Pence, however, kept his career going, inking a minor league deal with the Rangers in February. He performed very well in spring training, earning a spot on the Opening Day roster. Pence hasn’t stopped hitting.

Entering Monday night’s game against the Mariners, Pence was batting .299/.358/.619 with eight home runs and 28 RBI in 109 plate appearances, mostly as a DH. Statcast agrees that Pence has been mashing the ball. He has an average exit velocity of 93.3 MPH this season, which would obliterate his marks in each of the previous four seasons since Statcast became a thing. His career average exit velocity is 89.8 MPH. He has “barreled” the ball 10.4 percent of the time, well above his 6.2 percent average.

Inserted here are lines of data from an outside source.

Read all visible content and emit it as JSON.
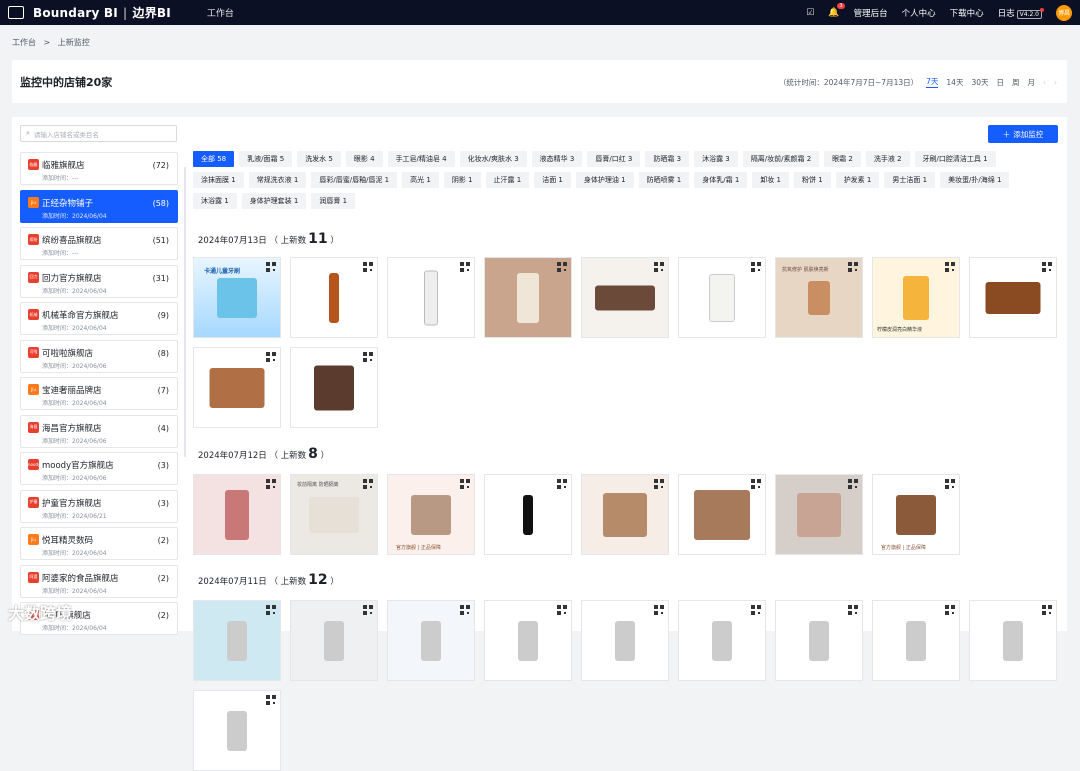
{
  "topbar": {
    "brand": "Boundary BI",
    "brand_cn": "边界BI",
    "nav_workbench": "工作台",
    "notification_count": "3",
    "admin": "管理后台",
    "profile": "个人中心",
    "download": "下载中心",
    "log": "日志",
    "version": "V4.2.0",
    "avatar_text": "博昌"
  },
  "breadcrumb": {
    "home": "工作台",
    "sep": ">",
    "current": "上新监控"
  },
  "header": {
    "title": "监控中的店铺20家",
    "range_label": "（统计时间：2024年7月7日~7月13日）",
    "ranges": [
      "7天",
      "14天",
      "30天",
      "日",
      "周",
      "月"
    ],
    "prev": "‹",
    "next": "›"
  },
  "search": {
    "placeholder": "请输入店铺名或类目名"
  },
  "add_button": "添加监控",
  "stores": [
    {
      "name": "临雅旗舰店",
      "date": "添加时间：---",
      "count": "(72)",
      "badge_color": "#e8402f",
      "badge": "临雅"
    },
    {
      "name": "正经杂物铺子",
      "date": "添加时间：2024/06/04",
      "count": "(58)",
      "badge_color": "#ff7a1a",
      "badge": "Jiu"
    },
    {
      "name": "缤纷喜品旗舰店",
      "date": "添加时间：---",
      "count": "(51)",
      "badge_color": "#e8402f",
      "badge": "缤纷"
    },
    {
      "name": "回力官方旗舰店",
      "date": "添加时间：2024/06/04",
      "count": "(31)",
      "badge_color": "#e8402f",
      "badge": "回力"
    },
    {
      "name": "机械革命官方旗舰店",
      "date": "添加时间：2024/06/04",
      "count": "(9)",
      "badge_color": "#e8402f",
      "badge": "机械"
    },
    {
      "name": "可啦啦旗舰店",
      "date": "添加时间：2024/06/06",
      "count": "(8)",
      "badge_color": "#e8402f",
      "badge": "可啦"
    },
    {
      "name": "宝迪奢丽品牌店",
      "date": "添加时间：2024/06/04",
      "count": "(7)",
      "badge_color": "#ff7a1a",
      "badge": "Jiu"
    },
    {
      "name": "海昌官方旗舰店",
      "date": "添加时间：2024/06/06",
      "count": "(4)",
      "badge_color": "#e8402f",
      "badge": "海昌"
    },
    {
      "name": "moody官方旗舰店",
      "date": "添加时间：2024/06/06",
      "count": "(3)",
      "badge_color": "#e8402f",
      "badge": "moody"
    },
    {
      "name": "护童官方旗舰店",
      "date": "添加时间：2024/06/21",
      "count": "(3)",
      "badge_color": "#e8402f",
      "badge": "护童"
    },
    {
      "name": "悦耳精灵数码",
      "date": "添加时间：2024/06/04",
      "count": "(2)",
      "badge_color": "#ff7a1a",
      "badge": "Jiu"
    },
    {
      "name": "阿婆家的食品旗舰店",
      "date": "添加时间：2024/06/04",
      "count": "(2)",
      "badge_color": "#e8402f",
      "badge": "阿婆"
    },
    {
      "name": "OATH旗舰店",
      "date": "添加时间：2024/06/04",
      "count": "(2)",
      "badge_color": "#e8402f",
      "badge": "OATH"
    }
  ],
  "tags": [
    "全部 58",
    "乳液/面霜 5",
    "洗发水 5",
    "眼影 4",
    "手工皂/精油皂 4",
    "化妆水/爽肤水 3",
    "液态精华 3",
    "唇膏/口红 3",
    "防晒霜 3",
    "沐浴露 3",
    "隔离/妆前/素颜霜 2",
    "眼霜 2",
    "洗手液 2",
    "牙刷/口腔清洁工具 1",
    "涂抹面膜 1",
    "常规洗衣液 1",
    "唇彩/唇蜜/唇釉/唇泥 1",
    "高光 1",
    "阴影 1",
    "止汗露 1",
    "洁面 1",
    "身体护理油 1",
    "防晒喷雾 1",
    "身体乳/霜 1",
    "卸妆 1",
    "粉饼 1",
    "护发素 1",
    "男士洁面 1",
    "美妆蛋/扑/海绵 1",
    "沐浴露 1",
    "身体护理套装 1",
    "润唇膏 1"
  ],
  "groups": [
    {
      "date": "2024年07月13日",
      "label": "（ 上新数",
      "count": "11",
      "close": "）"
    },
    {
      "date": "2024年07月12日",
      "label": "（ 上新数",
      "count": "8",
      "close": "）"
    },
    {
      "date": "2024年07月11日",
      "label": "（ 上新数",
      "count": "12",
      "close": "）"
    }
  ],
  "thumb_captions": {
    "toothbrush_title": "卡通儿童牙刷",
    "serum_caption": "柠檬皮润亮白精华液",
    "shop_caption": "官方旗舰 | 正品保障",
    "cream_caption": "抗氧修护 肌肤焕亮新",
    "primer_caption": "妆前隔离 防晒隔离"
  },
  "watermark": "大数跨境"
}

What Pence did to a baseball in the seventh inning of Monday’s game, then, shouldn’t come as a surprise.

That’s No. 9 on the year for Pence. Statcast measured it at 449 feet and 108.3 MPH off the bat. Not only is Pence not retired, he may be a lucrative trade chip for the Rangers leading up to the trade deadline at the end of July.